However, it is necessary to understand that obesity is not only about high-calorie counts. It is a complex condition, and multiple factors are involved, some of which you can control and a few others that you can’t. Many people suffer from the socio-psychological effects of obesity, and it has become a leading cause of depression among individuals. For this reason, we will discuss multiple reasons that may cause obesity and whether you should be concerned about it.
It is generally assumed that eating food rich in calories is the cause of obesity. While it is true, it is important to understand that more than one factor is involved in causing obesity. Some of the causes of obesity include the following:
Risk factors of obesity are linked with its causes. A major risk factor for obesity is family history. A familial tendency to eat more can also influence your dietary intake. It is often noticed among joint family systems that people tend to eat more even if they eat moderately independently.
The risk of obesity may also increase with age. This can occur due to lesser activity, irregular diet, medical conditions, or the use of medications.
Smoking is another risk factor. The exact link between smoking and obesity hasn’t been understood, but research indicates that smokers are at a higher risk than non-smokers.
Psychological factors play a significant role in this condition. For example, people who are depressed may eat more food than they usually would. Your mental health influences your dietary intake, physical activity, hormones, and sleep patterns. Disturbances or irregularity in one or all of those can increase the risk of obesity.
The subjective perception of obesity may vary among different individuals. Some people may consider themselves fat even if they’re healthy; meanwhile, others may consider themselves healthy even if they’re overweight.
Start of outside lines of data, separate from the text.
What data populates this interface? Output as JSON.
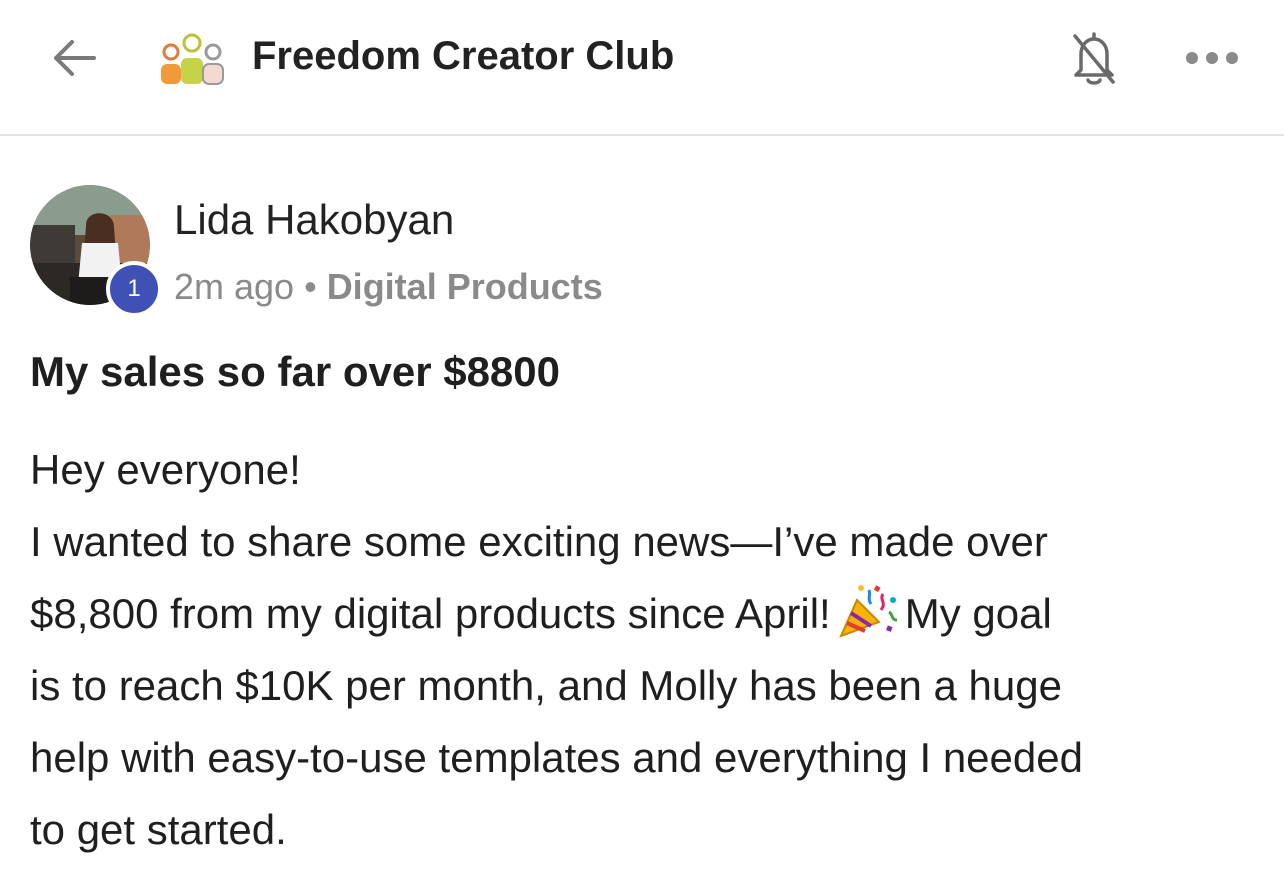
{
  "header": {
    "club_name": "Freedom Creator Club",
    "icons": [
      "back-arrow-icon",
      "group-icon",
      "bell-off-icon",
      "more-icon"
    ]
  },
  "post": {
    "author": "Lida Hakobyan",
    "level": "1",
    "time": "2m ago",
    "separator": "•",
    "category": "Digital Products",
    "title": "My sales so far over $8800",
    "body_lines": [
      "Hey everyone!",
      "I wanted to share some exciting news—I’ve made over",
      "$8,800 from my digital products since April!",
      "My goal",
      "is to reach $10K per month, and Molly has been a huge",
      "help with easy-to-use templates and everything I needed",
      "to get started."
    ],
    "emoji": "party-popper-emoji"
  },
  "colors": {
    "level_badge": "#3f51b5",
    "meta_text": "#8a8a8a",
    "divider": "#e4e4e4"
  }
}
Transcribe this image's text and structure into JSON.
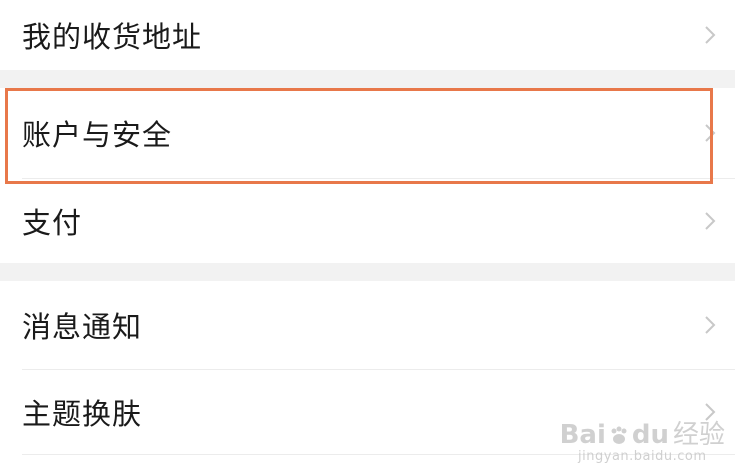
{
  "settings": {
    "items": [
      {
        "label": "我的收货地址",
        "chevron_icon": "chevron-right-icon"
      },
      {
        "label": "账户与安全",
        "chevron_icon": "chevron-right-icon"
      },
      {
        "label": "支付",
        "chevron_icon": "chevron-right-icon"
      },
      {
        "label": "消息通知",
        "chevron_icon": "chevron-right-icon"
      },
      {
        "label": "主题换肤",
        "chevron_icon": "chevron-right-icon"
      }
    ]
  },
  "highlight": {
    "target": "账户与安全",
    "color": "#e8784a"
  },
  "watermark": {
    "brand_left": "Bai",
    "brand_right": "du",
    "brand_cn": "经验",
    "url": "jingyan.baidu.com"
  },
  "colors": {
    "background": "#ffffff",
    "section_gap": "#f2f2f2",
    "text": "#1a1a1a",
    "chevron": "#c8c8c8"
  }
}
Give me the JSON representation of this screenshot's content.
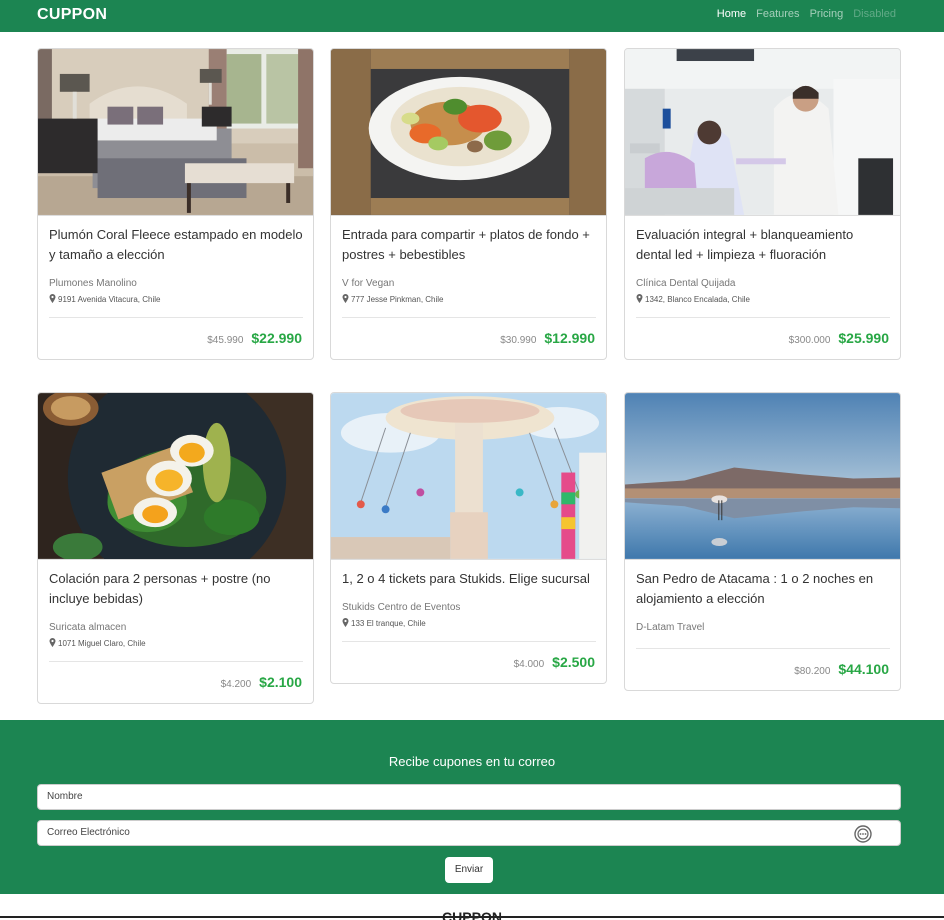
{
  "navbar": {
    "brand": "CUPPON",
    "links": [
      {
        "label": "Home",
        "state": "active"
      },
      {
        "label": "Features",
        "state": "normal"
      },
      {
        "label": "Pricing",
        "state": "normal"
      },
      {
        "label": "Disabled",
        "state": "disabled"
      }
    ]
  },
  "deals": [
    {
      "title": "Plumón Coral Fleece estampado en modelo y tamaño a elección",
      "merchant": "Plumones Manolino",
      "address": "9191 Avenida Vitacura, Chile",
      "old_price": "$45.990",
      "price": "$22.990"
    },
    {
      "title": "Entrada para compartir + platos de fondo + postres + bebestibles",
      "merchant": "V for Vegan",
      "address": "777 Jesse Pinkman, Chile",
      "old_price": "$30.990",
      "price": "$12.990"
    },
    {
      "title": "Evaluación integral + blanqueamiento dental led + limpieza + fluoración",
      "merchant": "Clínica Dental Quijada",
      "address": "1342, Blanco Encalada, Chile",
      "old_price": "$300.000",
      "price": "$25.990"
    },
    {
      "title": "Colación para 2 personas + postre (no incluye bebidas)",
      "merchant": "Suricata almacen",
      "address": "1071 Miguel Claro, Chile",
      "old_price": "$4.200",
      "price": "$2.100"
    },
    {
      "title": "1, 2 o 4 tickets para Stukids. Elige sucursal",
      "merchant": "Stukids Centro de Eventos",
      "address": "133 El tranque, Chile",
      "old_price": "$4.000",
      "price": "$2.500"
    },
    {
      "title": "San Pedro de Atacama : 1 o 2 noches en alojamiento a elección",
      "merchant": "D-Latam Travel",
      "address": "",
      "old_price": "$80.200",
      "price": "$44.100"
    }
  ],
  "newsletter": {
    "title": "Recibe cupones en tu correo",
    "name_placeholder": "Nombre",
    "email_placeholder": "Correo Electrónico",
    "submit_label": "Enviar"
  },
  "footer": {
    "brand": "CUPPON"
  },
  "colors": {
    "brand_green": "#1c8552",
    "price_green": "#28a745"
  }
}
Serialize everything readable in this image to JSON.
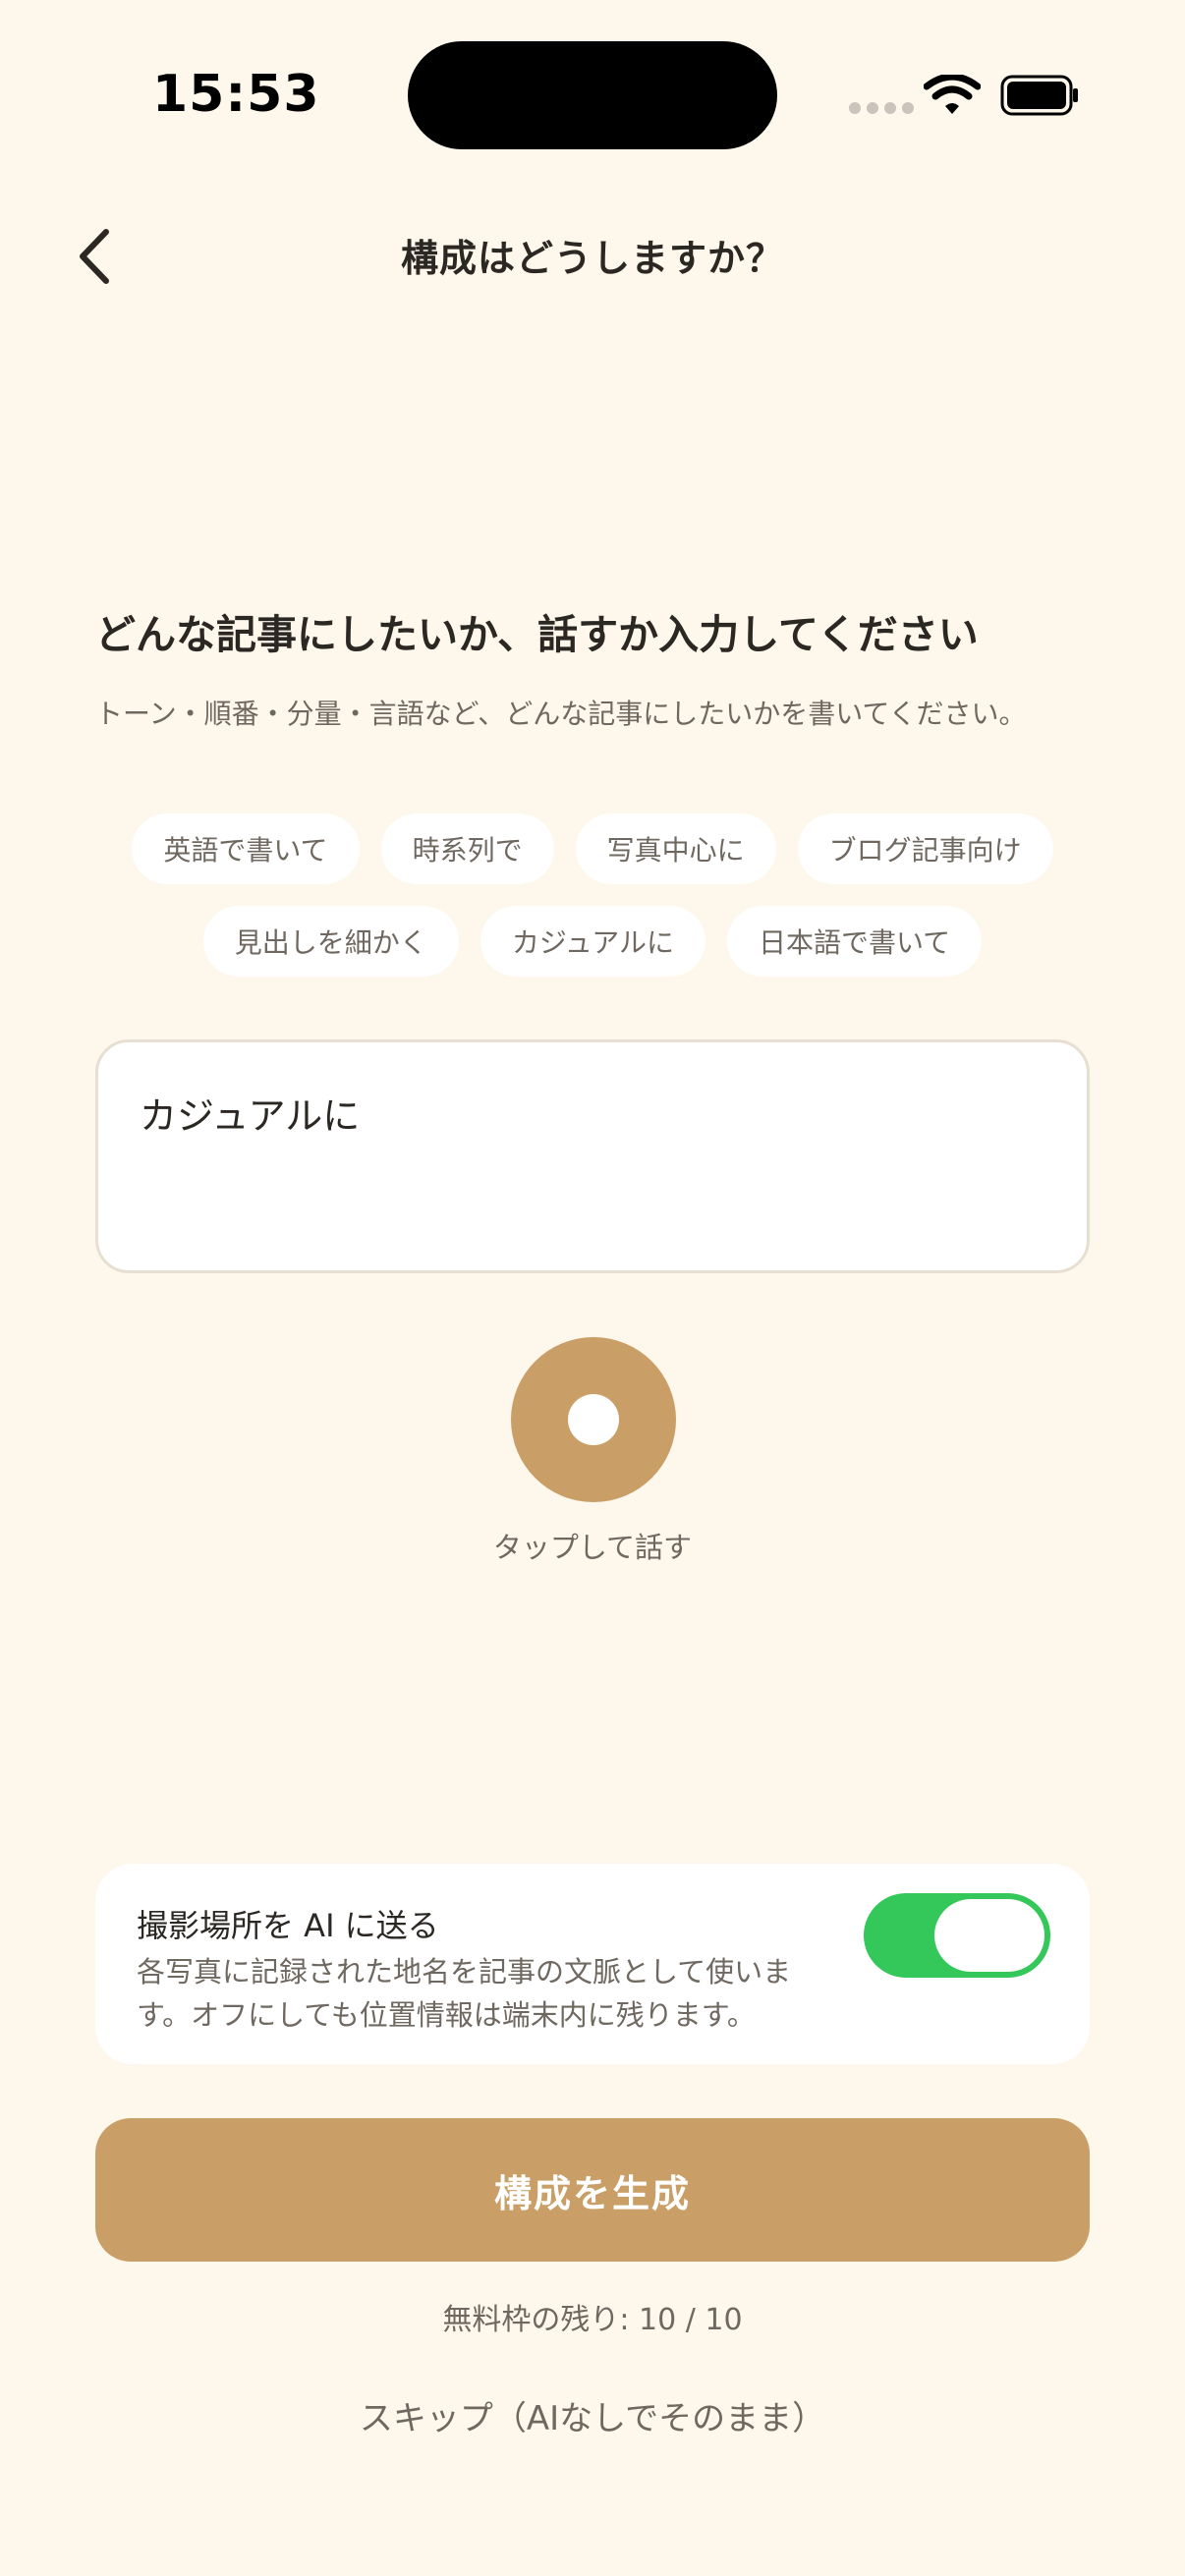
{
  "status_bar": {
    "time": "15:53"
  },
  "nav": {
    "title": "構成はどうしますか？"
  },
  "prompt": {
    "heading": "どんな記事にしたいか、話すか入力してください",
    "subtitle": "トーン・順番・分量・言語など、どんな記事にしたいかを書いてください。"
  },
  "chips": {
    "row1": [
      "英語で書いて",
      "時系列で",
      "写真中心に",
      "ブログ記事向け"
    ],
    "row2": [
      "見出しを細かく",
      "カジュアルに",
      "日本語で書いて"
    ]
  },
  "input": {
    "value": "カジュアルに"
  },
  "voice": {
    "label": "タップして話す"
  },
  "location": {
    "title": "撮影場所を AI に送る",
    "description": "各写真に記録された地名を記事の文脈として使います。オフにしても位置情報は端末内に残ります。",
    "enabled": true
  },
  "actions": {
    "generate_label": "構成を生成",
    "quota_text": "無料枠の残り: 10 / 10",
    "skip_label": "スキップ（AIなしでそのまま）"
  },
  "colors": {
    "background": "#FEF7EB",
    "accent": "#C99F67",
    "toggle_on": "#34C759"
  }
}
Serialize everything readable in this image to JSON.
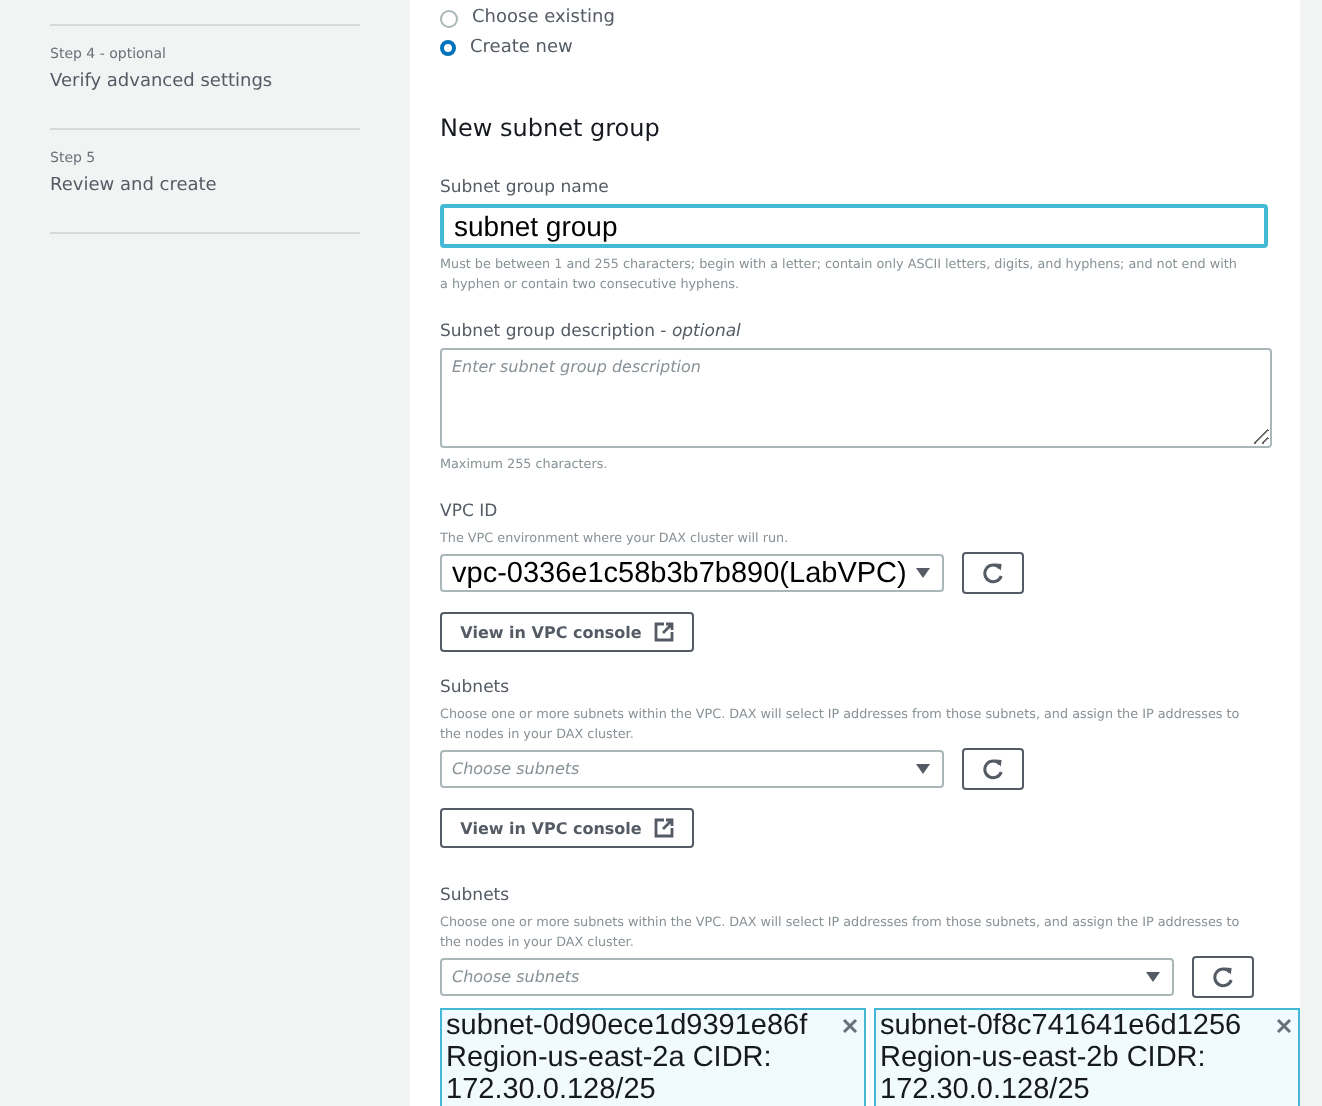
{
  "sidebar": {
    "steps": [
      {
        "step": "Step 4 - optional",
        "title": "Verify advanced settings"
      },
      {
        "step": "Step 5",
        "title": "Review and create"
      }
    ]
  },
  "subnet_group_options": [
    {
      "label": "Choose existing",
      "selected": false
    },
    {
      "label": "Create new",
      "selected": true
    }
  ],
  "new_subnet_group": {
    "heading": "New subnet group",
    "name_field": {
      "label": "Subnet group name",
      "value": "subnet group",
      "hint": "Must be between 1 and 255 characters; begin with a letter; contain only ASCII letters, digits, and hyphens; and not end with a hyphen or contain two consecutive hyphens."
    },
    "description_field": {
      "label": "Subnet group description - *optional*",
      "placeholder": "Enter subnet group description",
      "hint": "Maximum 255 characters."
    },
    "vpc": {
      "label": "VPC ID",
      "description": "The VPC environment where your DAX cluster will run.",
      "value": "vpc-0336e1c58b3b7b890(LabVPC)",
      "view_button": "View in VPC console"
    },
    "subnets": {
      "label": "Subnets",
      "description": "Choose one or more subnets within the VPC. DAX will select IP addresses from those subnets, and assign the IP addresses to the nodes in your DAX cluster.",
      "placeholder": "Choose subnets",
      "view_button": "View in VPC console"
    },
    "subnets_selected": {
      "label": "Subnets",
      "description": "Choose one or more subnets within the VPC. DAX will select IP addresses from those subnets, and assign the IP addresses to the nodes in your DAX cluster.",
      "placeholder": "Choose subnets",
      "tokens": [
        {
          "id": "subnet-0d90ece1d9391e86f",
          "details": "Region-us-east-2a CIDR: 172.30.0.128/25"
        },
        {
          "id": "subnet-0f8c741641e6d1256",
          "details": "Region-us-east-2b CIDR: 172.30.0.128/25"
        }
      ]
    }
  }
}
To ease this issue, obesity is diagnosed based on your body mass index (BMI). Increased BMI over the recommended range according to your age, height and gender will be diagnosed as obesity.
If your BMI is beyond the recommended range or you experience physical or psychological side effects, it is better to consult a healthcare specialist for this condition. Often people tend to ignore or avoid going to a doctor to discuss this issue. Understand that obesity is a common concern, and multiple ways can manage it. It is always beneficial to get an annual checkup of your weight and other necessary health measures to ensure that you do not have any medical condition.
Your doctor will inquire about your family history, medical history, and questions related to your dietary intake and physical activity. They may also request specific lab tests such as complete blood count (CBC blood test), thyroid function tests (TFTs), liver function tests (LFTs), diabetes screening, etc. if an underlying disease is suspected. Your doctor will also guide you on managing this condition by changes in diet and lifestyle modifications. As mentioned before, obesity can be treated and controlled by willpower, counseling, and medical help.